Since the US-led invasion of Iraq in 2003, T-walls — thick barriers about six meters tall and one meter wide — have surrounded potential targets of car bombs or other attacks.
When premier Adel Abdel Mahdi came to power last year, he promised to remove barriers, checkpoints and other security measures to make Baghdad easier to navigate.
“Over the last six months, we removed 18,000 T-walls in Baghdad, including 14,000 in the Green Zone alone,” said Staff Lt. Gen. Mohammed Al-Bayati, the PM’s top military adviser.
Hundreds of the security checkpoints that contributed to Baghdad’s notorious traffic jams have also been removed.
And according to the Baghdad municipality, 600 streets that had been closed off to public access have been opened in the last six months.
Among them are key routes crossing through Baghdad’s Green Zone, the enclave where government buildings, UN agencies and embassies including the US and UK missions are based.
It was long inaccessible to most Iraqis until an order from Abdel Mahdi last year, and families can now be seen picking their way across its manicured parks for sunset pictures.
Iraq is living a rare period of calm after consecutive decades of violence, which for Baghdad peaked during the sectarian battles from 2006 to 2008.
It was followed, in 2014, by Daesh’s sweep across a third of the country and a three-year battle to oust the militants from their urban strongholds.
The group still wages hit-and-run attacks against Iraqi security forces and government targets, and Baghdad’s authorities are on high alert.

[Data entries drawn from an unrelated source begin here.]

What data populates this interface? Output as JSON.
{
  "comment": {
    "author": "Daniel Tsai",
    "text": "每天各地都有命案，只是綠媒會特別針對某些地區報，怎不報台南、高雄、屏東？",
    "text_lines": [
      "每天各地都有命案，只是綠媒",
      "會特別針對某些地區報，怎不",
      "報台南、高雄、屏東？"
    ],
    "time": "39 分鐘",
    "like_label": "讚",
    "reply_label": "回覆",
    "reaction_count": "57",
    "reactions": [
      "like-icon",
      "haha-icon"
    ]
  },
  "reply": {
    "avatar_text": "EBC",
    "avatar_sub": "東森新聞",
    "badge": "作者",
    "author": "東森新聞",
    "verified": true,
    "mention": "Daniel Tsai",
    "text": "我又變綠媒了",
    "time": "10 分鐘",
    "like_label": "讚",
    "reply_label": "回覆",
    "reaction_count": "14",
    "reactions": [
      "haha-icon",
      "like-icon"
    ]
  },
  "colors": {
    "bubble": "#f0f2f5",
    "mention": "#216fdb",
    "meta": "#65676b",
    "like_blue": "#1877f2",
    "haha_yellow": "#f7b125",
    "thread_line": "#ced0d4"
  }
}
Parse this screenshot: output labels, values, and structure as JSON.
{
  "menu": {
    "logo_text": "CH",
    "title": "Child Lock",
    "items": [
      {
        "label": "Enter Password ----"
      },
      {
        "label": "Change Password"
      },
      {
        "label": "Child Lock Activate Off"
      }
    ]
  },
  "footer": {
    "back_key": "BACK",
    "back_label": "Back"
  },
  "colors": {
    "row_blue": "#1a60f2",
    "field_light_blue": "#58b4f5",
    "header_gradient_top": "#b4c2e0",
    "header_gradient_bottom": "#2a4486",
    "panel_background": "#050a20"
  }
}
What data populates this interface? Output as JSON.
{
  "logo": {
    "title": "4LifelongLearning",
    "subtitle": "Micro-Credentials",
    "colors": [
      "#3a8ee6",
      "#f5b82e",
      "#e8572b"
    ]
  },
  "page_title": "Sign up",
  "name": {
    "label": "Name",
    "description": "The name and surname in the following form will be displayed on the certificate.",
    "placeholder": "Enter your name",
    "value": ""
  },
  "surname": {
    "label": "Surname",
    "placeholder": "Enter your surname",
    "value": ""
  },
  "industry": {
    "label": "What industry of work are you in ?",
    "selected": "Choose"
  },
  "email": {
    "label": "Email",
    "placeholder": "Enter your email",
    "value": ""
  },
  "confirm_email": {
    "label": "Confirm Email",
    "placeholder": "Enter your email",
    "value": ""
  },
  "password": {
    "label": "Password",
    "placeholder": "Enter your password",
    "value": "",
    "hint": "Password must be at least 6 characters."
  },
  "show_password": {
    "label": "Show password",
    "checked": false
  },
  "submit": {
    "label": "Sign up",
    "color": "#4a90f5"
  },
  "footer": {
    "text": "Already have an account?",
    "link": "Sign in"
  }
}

Thousands of the removed T-walls have been placed on Baghdad’s outskirts to prevent infiltration by Daesh sleeper cells, according to Bayati.